The elusive and capricious Baba Yaga sometimes appears as a helper, a donor, sometimes as an avenger, a villain, sometimes as a sentry between two worlds, sometimes as an intermediary between worlds, but also as a mediator between the heroes in a story. Most interpreters locate Baba Yaga in the ample mythological family of old and ugly women with specific kinds of power, in a taxonomy that is common to mythologies the world over.
Bagay’s scholarly apparatus is loaded with contradictions about the Baba Yaga myth and how it’s been interpreted and told. The one constant is the “old woman” bit, which is also the thread which runs throughout Ugresic’s novel, a novel that defies most novelistic conventions, that doesn’t so much retell the story of Baba Yaga as explode it into several very enjoyable fragments.
There’s little to say about a series of prose poems that willfully refuse to identify pronoun antecedents. Or perhaps there are a million things. The poems in _Morse, My Deaf Friend_— the chapbook by Miloš Djurdjević published by Ugly Duckling. . .
The Crimson Thread of Abandon is the first collection of short fiction available in English by the prolific Japanese writer and all-around avant-garde trickster Terayama Shūji, who died in 1983 at the age of 47. This collection would be important. . .
Last year, NYRB Classics introduced English-language readers to Catalan writer Josep Pla with Peter Bush’s translation of The Gray Notebook. In that book, Pla wrote about life in Spain during an influenza outbreak soon after World War I, when. . .
“Your bile is stagnant, you see sorrow in everything, you are drenched in melancholy,” my friend the doctor said.
bq. “Isn’t melancholy something from previous centuries? Isn’t some vaccine against it yet, hasn’t medicine taken care of it yet?” I. . .
What to make of Vano and Niko, the English translation of Erlom Akhvlediani’s work of the same name, as well as the two other short books that comprise a sort of trilogy? Quick searches will inform the curious reader that. . .
The opening of Jón Gnarr’s novel/memoir The Indian is a playful bit of extravagant ego, telling the traditional story of creation, where the “Let there be light!” moment is also the moment of his birth on January 2nd, 1967. Then. . .
Mahasweta Devi is not only one of the most prolific Bengali authors, but she’s also an important activist. In fact, for Devi, the two seem to go together. As you can probably tell from the titles, she writes about women. . .
The prolific Spanish author Benito Pérez Galdós wrote his short novel, Tristana, during the closing years of the nineteenth century, a time when very few options were available to women of limited financial means who did not want a husband.. . .
Pedro Zarraluki’s The History of Silence (trans. Nick Caistor and Lorenza García) begins with the narrator and his wife, Irene, setting out to write a book about silence, itself called The History of Silence: “This is the story of how. . .
There are plenty of reasons you can fail to find the rhythm of a book.
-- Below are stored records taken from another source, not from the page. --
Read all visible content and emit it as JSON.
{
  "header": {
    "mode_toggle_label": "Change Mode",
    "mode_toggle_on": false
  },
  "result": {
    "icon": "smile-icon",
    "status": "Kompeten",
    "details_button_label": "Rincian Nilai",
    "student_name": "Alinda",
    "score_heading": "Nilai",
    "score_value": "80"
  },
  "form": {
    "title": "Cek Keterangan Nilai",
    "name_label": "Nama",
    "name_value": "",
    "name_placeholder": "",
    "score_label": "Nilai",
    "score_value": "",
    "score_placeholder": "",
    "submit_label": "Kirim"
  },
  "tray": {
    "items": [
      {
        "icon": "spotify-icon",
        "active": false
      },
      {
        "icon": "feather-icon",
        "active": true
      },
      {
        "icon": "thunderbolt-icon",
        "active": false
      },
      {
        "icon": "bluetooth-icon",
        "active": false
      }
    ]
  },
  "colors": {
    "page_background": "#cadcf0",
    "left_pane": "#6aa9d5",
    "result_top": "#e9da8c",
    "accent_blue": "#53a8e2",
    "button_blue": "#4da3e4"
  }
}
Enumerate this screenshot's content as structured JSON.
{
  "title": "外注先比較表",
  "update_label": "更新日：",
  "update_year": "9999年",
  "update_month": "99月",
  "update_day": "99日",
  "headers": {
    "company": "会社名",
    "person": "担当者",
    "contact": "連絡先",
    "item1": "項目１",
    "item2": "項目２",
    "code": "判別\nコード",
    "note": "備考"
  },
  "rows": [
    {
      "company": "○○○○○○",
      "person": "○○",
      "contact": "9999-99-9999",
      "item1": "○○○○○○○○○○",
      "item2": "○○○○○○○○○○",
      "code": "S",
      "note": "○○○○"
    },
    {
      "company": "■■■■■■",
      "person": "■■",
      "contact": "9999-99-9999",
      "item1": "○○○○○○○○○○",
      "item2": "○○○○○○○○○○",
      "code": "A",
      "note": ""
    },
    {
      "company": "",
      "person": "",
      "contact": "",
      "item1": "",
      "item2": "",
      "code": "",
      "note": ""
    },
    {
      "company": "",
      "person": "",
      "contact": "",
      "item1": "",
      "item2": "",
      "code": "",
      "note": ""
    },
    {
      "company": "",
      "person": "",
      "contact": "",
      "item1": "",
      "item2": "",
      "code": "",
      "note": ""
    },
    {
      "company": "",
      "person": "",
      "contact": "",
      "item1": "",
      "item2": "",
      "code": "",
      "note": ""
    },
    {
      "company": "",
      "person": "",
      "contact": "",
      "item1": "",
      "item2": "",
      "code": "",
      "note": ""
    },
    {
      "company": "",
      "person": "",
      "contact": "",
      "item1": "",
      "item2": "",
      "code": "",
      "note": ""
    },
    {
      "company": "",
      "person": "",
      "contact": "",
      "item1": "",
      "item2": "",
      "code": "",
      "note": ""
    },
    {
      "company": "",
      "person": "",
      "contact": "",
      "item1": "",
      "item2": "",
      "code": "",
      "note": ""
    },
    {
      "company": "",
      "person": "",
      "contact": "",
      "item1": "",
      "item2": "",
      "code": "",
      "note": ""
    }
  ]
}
Sometimes it’s a matter of discarding initial assumptions or impressions, sometimes of resetting oneself. Zigmunds Skujiņš’s Flesh-Coloured Dominoes was a defining experience in the necessity. . .